  • 10 minutes: session introduction
  • 25 minutes: Discussion of root problems of frustration. Or if there even is frustration
  • 30 minutes: Discussion of potential solutions to problems
  • 15 minutes: Conclusion. How do people feel about what's been discussed. Reflections on stuff discussed. Are there solutions that specificly excite people. Next steps.





Please prepopulate this section with the goals of the meeting, and anticipate that collaborative editing around fulfillment of goals. This is a great place to capture action items from the conversation.

  • We have a better idea about the root causes of the problem
  • We have a number of ideas about how to fix the problem
  • [A somewhat meta goal] People feel hope that the situation will improve


This section is where an attempt is made to capture the gist of who said what, in what order. A transcript isn't necessary, but it's useful to capture the important points made by speakers as they happen.

Session guidelines[edit]

This checklist exists to help each session at WikiDev meet the following goals:

  • Have productive discussion about topics that need face-to-face time
  • Make progress towards agreement on a solution
  • Document what was discussed, including areas of agreement and disagreement
  • Create written list of action items for follow up
  • Update or create Phabricator tasks as appropriate

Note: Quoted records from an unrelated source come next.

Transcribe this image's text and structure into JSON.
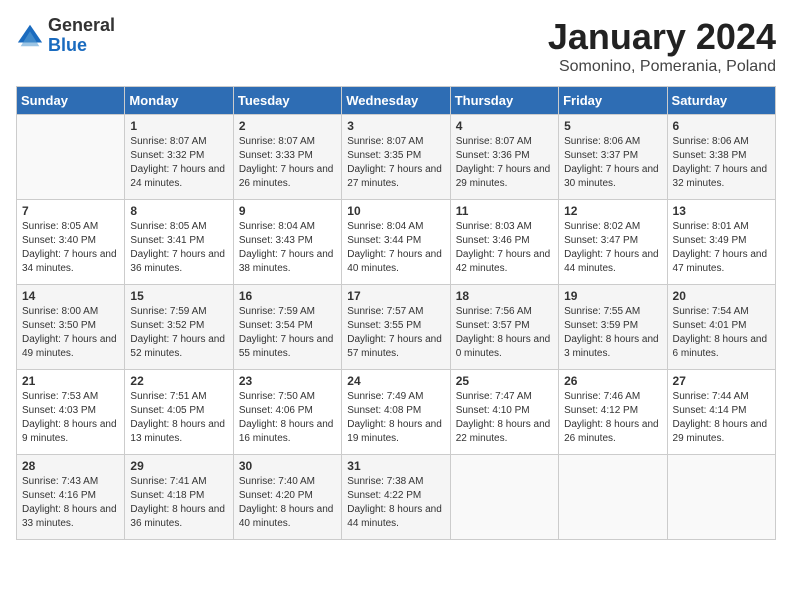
{
  "logo": {
    "general": "General",
    "blue": "Blue"
  },
  "header": {
    "title": "January 2024",
    "subtitle": "Somonino, Pomerania, Poland"
  },
  "days_of_week": [
    "Sunday",
    "Monday",
    "Tuesday",
    "Wednesday",
    "Thursday",
    "Friday",
    "Saturday"
  ],
  "weeks": [
    [
      {
        "day": "",
        "sunrise": "",
        "sunset": "",
        "daylight": ""
      },
      {
        "day": "1",
        "sunrise": "8:07 AM",
        "sunset": "3:32 PM",
        "daylight": "7 hours and 24 minutes."
      },
      {
        "day": "2",
        "sunrise": "8:07 AM",
        "sunset": "3:33 PM",
        "daylight": "7 hours and 26 minutes."
      },
      {
        "day": "3",
        "sunrise": "8:07 AM",
        "sunset": "3:35 PM",
        "daylight": "7 hours and 27 minutes."
      },
      {
        "day": "4",
        "sunrise": "8:07 AM",
        "sunset": "3:36 PM",
        "daylight": "7 hours and 29 minutes."
      },
      {
        "day": "5",
        "sunrise": "8:06 AM",
        "sunset": "3:37 PM",
        "daylight": "7 hours and 30 minutes."
      },
      {
        "day": "6",
        "sunrise": "8:06 AM",
        "sunset": "3:38 PM",
        "daylight": "7 hours and 32 minutes."
      }
    ],
    [
      {
        "day": "7",
        "sunrise": "8:05 AM",
        "sunset": "3:40 PM",
        "daylight": "7 hours and 34 minutes."
      },
      {
        "day": "8",
        "sunrise": "8:05 AM",
        "sunset": "3:41 PM",
        "daylight": "7 hours and 36 minutes."
      },
      {
        "day": "9",
        "sunrise": "8:04 AM",
        "sunset": "3:43 PM",
        "daylight": "7 hours and 38 minutes."
      },
      {
        "day": "10",
        "sunrise": "8:04 AM",
        "sunset": "3:44 PM",
        "daylight": "7 hours and 40 minutes."
      },
      {
        "day": "11",
        "sunrise": "8:03 AM",
        "sunset": "3:46 PM",
        "daylight": "7 hours and 42 minutes."
      },
      {
        "day": "12",
        "sunrise": "8:02 AM",
        "sunset": "3:47 PM",
        "daylight": "7 hours and 44 minutes."
      },
      {
        "day": "13",
        "sunrise": "8:01 AM",
        "sunset": "3:49 PM",
        "daylight": "7 hours and 47 minutes."
      }
    ],
    [
      {
        "day": "14",
        "sunrise": "8:00 AM",
        "sunset": "3:50 PM",
        "daylight": "7 hours and 49 minutes."
      },
      {
        "day": "15",
        "sunrise": "7:59 AM",
        "sunset": "3:52 PM",
        "daylight": "7 hours and 52 minutes."
      },
      {
        "day": "16",
        "sunrise": "7:59 AM",
        "sunset": "3:54 PM",
        "daylight": "7 hours and 55 minutes."
      },
      {
        "day": "17",
        "sunrise": "7:57 AM",
        "sunset": "3:55 PM",
        "daylight": "7 hours and 57 minutes."
      },
      {
        "day": "18",
        "sunrise": "7:56 AM",
        "sunset": "3:57 PM",
        "daylight": "8 hours and 0 minutes."
      },
      {
        "day": "19",
        "sunrise": "7:55 AM",
        "sunset": "3:59 PM",
        "daylight": "8 hours and 3 minutes."
      },
      {
        "day": "20",
        "sunrise": "7:54 AM",
        "sunset": "4:01 PM",
        "daylight": "8 hours and 6 minutes."
      }
    ],
    [
      {
        "day": "21",
        "sunrise": "7:53 AM",
        "sunset": "4:03 PM",
        "daylight": "8 hours and 9 minutes."
      },
      {
        "day": "22",
        "sunrise": "7:51 AM",
        "sunset": "4:05 PM",
        "daylight": "8 hours and 13 minutes."
      },
      {
        "day": "23",
        "sunrise": "7:50 AM",
        "sunset": "4:06 PM",
        "daylight": "8 hours and 16 minutes."
      },
      {
        "day": "24",
        "sunrise": "7:49 AM",
        "sunset": "4:08 PM",
        "daylight": "8 hours and 19 minutes."
      },
      {
        "day": "25",
        "sunrise": "7:47 AM",
        "sunset": "4:10 PM",
        "daylight": "8 hours and 22 minutes."
      },
      {
        "day": "26",
        "sunrise": "7:46 AM",
        "sunset": "4:12 PM",
        "daylight": "8 hours and 26 minutes."
      },
      {
        "day": "27",
        "sunrise": "7:44 AM",
        "sunset": "4:14 PM",
        "daylight": "8 hours and 29 minutes."
      }
    ],
    [
      {
        "day": "28",
        "sunrise": "7:43 AM",
        "sunset": "4:16 PM",
        "daylight": "8 hours and 33 minutes."
      },
      {
        "day": "29",
        "sunrise": "7:41 AM",
        "sunset": "4:18 PM",
        "daylight": "8 hours and 36 minutes."
      },
      {
        "day": "30",
        "sunrise": "7:40 AM",
        "sunset": "4:20 PM",
        "daylight": "8 hours and 40 minutes."
      },
      {
        "day": "31",
        "sunrise": "7:38 AM",
        "sunset": "4:22 PM",
        "daylight": "8 hours and 44 minutes."
      },
      {
        "day": "",
        "sunrise": "",
        "sunset": "",
        "daylight": ""
      },
      {
        "day": "",
        "sunrise": "",
        "sunset": "",
        "daylight": ""
      },
      {
        "day": "",
        "sunrise": "",
        "sunset": "",
        "daylight": ""
      }
    ]
  ]
}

Specific tasks:

  1. Assign meeting roles:
    • Facilitator
    • Gatekeeper
    • Scribe
    • Timekeeper
  2. Facilitator: run session to achieve specific goals.
    • State or build consensus towards meeting goal and style, referencing one of these meeting types:
      • Problem-solving: surveying many possible solutions
      • Strawman: exploring one specific solution
      • Field narrowing: narrowing down choices of solution
      • Consensus: coming to agreement on one solution
      • Education: teaching people about an agreed solution
    • Identify agenda items and guide discussion to stay on topic
    • Redirect participants who begin venting or discussing things that can be done online
  3. Scribe(s): Document the session
  4. Gatekeeper: Actively manage participation
    • Interrupt people if they are dominating the discussion
    • Help people who are having difficulty being heard
    • If the gatekeeper is talking too much, someone else should interrupt them
  5. Timekeeper: Keep track of time left and point out time passing to facilitator
    • If possible, estimate time for each topic written by scribes
    • Let people know when a topic has gone over its time
    • Give a warning when 5-10 minutes are left